§ Supplied data:
# # #
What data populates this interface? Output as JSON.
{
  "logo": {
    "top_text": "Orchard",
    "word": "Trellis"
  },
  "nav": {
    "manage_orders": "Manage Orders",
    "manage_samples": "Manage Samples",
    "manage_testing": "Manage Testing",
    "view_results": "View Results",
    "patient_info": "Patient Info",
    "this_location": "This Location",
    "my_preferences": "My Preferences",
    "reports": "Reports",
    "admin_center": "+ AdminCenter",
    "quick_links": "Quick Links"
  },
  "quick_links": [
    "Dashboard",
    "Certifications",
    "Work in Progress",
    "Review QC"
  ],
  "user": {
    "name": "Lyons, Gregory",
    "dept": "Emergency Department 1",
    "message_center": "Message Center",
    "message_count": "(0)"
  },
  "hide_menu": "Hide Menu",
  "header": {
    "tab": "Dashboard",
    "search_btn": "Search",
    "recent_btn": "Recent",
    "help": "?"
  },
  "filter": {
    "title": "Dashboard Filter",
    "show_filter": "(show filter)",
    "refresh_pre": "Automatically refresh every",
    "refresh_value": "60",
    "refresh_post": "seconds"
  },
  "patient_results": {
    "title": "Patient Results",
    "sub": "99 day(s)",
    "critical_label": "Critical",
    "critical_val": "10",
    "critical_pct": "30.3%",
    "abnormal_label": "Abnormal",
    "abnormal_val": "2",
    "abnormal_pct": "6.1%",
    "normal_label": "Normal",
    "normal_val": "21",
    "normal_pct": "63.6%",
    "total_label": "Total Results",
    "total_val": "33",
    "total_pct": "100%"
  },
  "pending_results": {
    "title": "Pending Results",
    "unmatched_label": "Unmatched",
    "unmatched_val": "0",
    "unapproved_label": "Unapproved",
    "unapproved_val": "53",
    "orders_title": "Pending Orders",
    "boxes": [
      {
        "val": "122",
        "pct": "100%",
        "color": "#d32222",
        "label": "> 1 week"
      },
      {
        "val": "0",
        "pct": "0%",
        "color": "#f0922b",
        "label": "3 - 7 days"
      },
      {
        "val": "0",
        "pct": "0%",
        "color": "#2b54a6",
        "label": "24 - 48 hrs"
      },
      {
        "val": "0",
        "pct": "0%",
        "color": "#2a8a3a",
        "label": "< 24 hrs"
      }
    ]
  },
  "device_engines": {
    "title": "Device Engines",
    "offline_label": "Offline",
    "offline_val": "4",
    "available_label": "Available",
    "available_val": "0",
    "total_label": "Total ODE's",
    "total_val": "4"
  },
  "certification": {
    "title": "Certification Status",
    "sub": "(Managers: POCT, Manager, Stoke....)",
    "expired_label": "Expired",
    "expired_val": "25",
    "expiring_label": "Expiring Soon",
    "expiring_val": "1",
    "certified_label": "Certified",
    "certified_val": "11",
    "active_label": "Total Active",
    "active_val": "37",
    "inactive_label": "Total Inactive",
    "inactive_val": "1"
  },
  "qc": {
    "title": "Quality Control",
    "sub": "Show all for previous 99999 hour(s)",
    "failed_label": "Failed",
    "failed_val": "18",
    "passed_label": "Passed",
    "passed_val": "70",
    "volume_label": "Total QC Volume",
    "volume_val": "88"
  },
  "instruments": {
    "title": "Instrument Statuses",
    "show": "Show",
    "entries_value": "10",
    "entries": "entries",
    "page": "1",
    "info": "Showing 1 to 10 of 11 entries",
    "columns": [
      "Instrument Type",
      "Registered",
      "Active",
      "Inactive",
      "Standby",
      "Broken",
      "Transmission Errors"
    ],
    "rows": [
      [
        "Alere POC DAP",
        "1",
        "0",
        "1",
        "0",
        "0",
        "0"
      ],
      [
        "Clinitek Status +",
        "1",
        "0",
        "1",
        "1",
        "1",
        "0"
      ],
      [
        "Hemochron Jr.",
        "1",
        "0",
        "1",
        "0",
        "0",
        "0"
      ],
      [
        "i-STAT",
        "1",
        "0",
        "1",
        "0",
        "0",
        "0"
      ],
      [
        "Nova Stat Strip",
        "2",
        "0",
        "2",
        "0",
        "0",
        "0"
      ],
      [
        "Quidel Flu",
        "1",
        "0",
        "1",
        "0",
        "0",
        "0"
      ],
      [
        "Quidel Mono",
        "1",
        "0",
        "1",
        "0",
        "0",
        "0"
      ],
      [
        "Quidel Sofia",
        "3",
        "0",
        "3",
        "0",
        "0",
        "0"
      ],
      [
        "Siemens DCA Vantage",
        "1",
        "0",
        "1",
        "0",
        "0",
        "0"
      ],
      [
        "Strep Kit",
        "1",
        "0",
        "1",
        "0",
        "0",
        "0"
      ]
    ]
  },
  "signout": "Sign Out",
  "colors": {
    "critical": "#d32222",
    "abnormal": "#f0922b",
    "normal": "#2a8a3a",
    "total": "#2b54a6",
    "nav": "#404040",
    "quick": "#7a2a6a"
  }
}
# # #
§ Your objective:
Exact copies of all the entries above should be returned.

§ Result for this exercise:
What data populates this interface? Output as JSON.
{
  "logo": {
    "top_text": "Orchard",
    "word": "Trellis"
  },
  "nav": {
    "manage_orders": "Manage Orders",
    "manage_samples": "Manage Samples",
    "manage_testing": "Manage Testing",
    "view_results": "View Results",
    "patient_info": "Patient Info",
    "this_location": "This Location",
    "my_preferences": "My Preferences",
    "reports": "Reports",
    "admin_center": "+ AdminCenter",
    "quick_links": "Quick Links"
  },
  "quick_links": [
    "Dashboard",
    "Certifications",
    "Work in Progress",
    "Review QC"
  ],
  "user": {
    "name": "Lyons, Gregory",
    "dept": "Emergency Department 1",
    "message_center": "Message Center",
    "message_count": "(0)"
  },
  "hide_menu": "Hide Menu",
  "header": {
    "tab": "Dashboard",
    "search_btn": "Search",
    "recent_btn": "Recent",
    "help": "?"
  },
  "filter": {
    "title": "Dashboard Filter",
    "show_filter": "(show filter)",
    "refresh_pre": "Automatically refresh every",
    "refresh_value": "60",
    "refresh_post": "seconds"
  },
  "patient_results": {
    "title": "Patient Results",
    "sub": "99 day(s)",
    "critical_label": "Critical",
    "critical_val": "10",
    "critical_pct": "30.3%",
    "abnormal_label": "Abnormal",
    "abnormal_val": "2",
    "abnormal_pct": "6.1%",
    "normal_label": "Normal",
    "normal_val": "21",
    "normal_pct": "63.6%",
    "total_label": "Total Results",
    "total_val": "33",
    "total_pct": "100%"
  },
  "pending_results": {
    "title": "Pending Results",
    "unmatched_label": "Unmatched",
    "unmatched_val": "0",
    "unapproved_label": "Unapproved",
    "unapproved_val": "53",
    "orders_title": "Pending Orders",
    "boxes": [
      {
        "val": "122",
        "pct": "100%",
        "color": "#d32222",
        "label": "> 1 week"
      },
      {
        "val": "0",
        "pct": "0%",
        "color": "#f0922b",
        "label": "3 - 7 days"
      },
      {
        "val": "0",
        "pct": "0%",
        "color": "#2b54a6",
        "label": "24 - 48 hrs"
      },
      {
        "val": "0",
        "pct": "0%",
        "color": "#2a8a3a",
        "label": "< 24 hrs"
      }
    ]
  },
  "device_engines": {
    "title": "Device Engines",
    "offline_label": "Offline",
    "offline_val": "4",
    "available_label": "Available",
    "available_val": "0",
    "total_label": "Total ODE's",
    "total_val": "4"
  },
  "certification": {
    "title": "Certification Status",
    "sub": "(Managers: POCT, Manager, Stoke....)",
    "expired_label": "Expired",
    "expired_val": "25",
    "expiring_label": "Expiring Soon",
    "expiring_val": "1",
    "certified_label": "Certified",
    "certified_val": "11",
    "active_label": "Total Active",
    "active_val": "37",
    "inactive_label": "Total Inactive",
    "inactive_val": "1"
  },
  "qc": {
    "title": "Quality Control",
    "sub": "Show all for previous 99999 hour(s)",
    "failed_label": "Failed",
    "failed_val": "18",
    "passed_label": "Passed",
    "passed_val": "70",
    "volume_label": "Total QC Volume",
    "volume_val": "88"
  },
  "instruments": {
    "title": "Instrument Statuses",
    "show": "Show",
    "entries_value": "10",
    "entries": "entries",
    "page": "1",
    "info": "Showing 1 to 10 of 11 entries",
    "columns": [
      "Instrument Type",
      "Registered",
      "Active",
      "Inactive",
      "Standby",
      "Broken",
      "Transmission Errors"
    ],
    "rows": [
      [
        "Alere POC DAP",
        "1",
        "0",
        "1",
        "0",
        "0",
        "0"
      ],
      [
        "Clinitek Status +",
        "1",
        "0",
        "1",
        "1",
        "1",
        "0"
      ],
      [
        "Hemochron Jr.",
        "1",
        "0",
        "1",
        "0",
        "0",
        "0"
      ],
      [
        "i-STAT",
        "1",
        "0",
        "1",
        "0",
        "0",
        "0"
      ],
      [
        "Nova Stat Strip",
        "2",
        "0",
        "2",
        "0",
        "0",
        "0"
      ],
      [
        "Quidel Flu",
        "1",
        "0",
        "1",
        "0",
        "0",
        "0"
      ],
      [
        "Quidel Mono",
        "1",
        "0",
        "1",
        "0",
        "0",
        "0"
      ],
      [
        "Quidel Sofia",
        "3",
        "0",
        "3",
        "0",
        "0",
        "0"
      ],
      [
        "Siemens DCA Vantage",
        "1",
        "0",
        "1",
        "0",
        "0",
        "0"
      ],
      [
        "Strep Kit",
        "1",
        "0",
        "1",
        "0",
        "0",
        "0"
      ]
    ]
  },
  "signout": "Sign Out",
  "colors": {
    "critical": "#d32222",
    "abnormal": "#f0922b",
    "normal": "#2a8a3a",
    "total": "#2b54a6",
    "nav": "#404040",
    "quick": "#7a2a6a"
  }
}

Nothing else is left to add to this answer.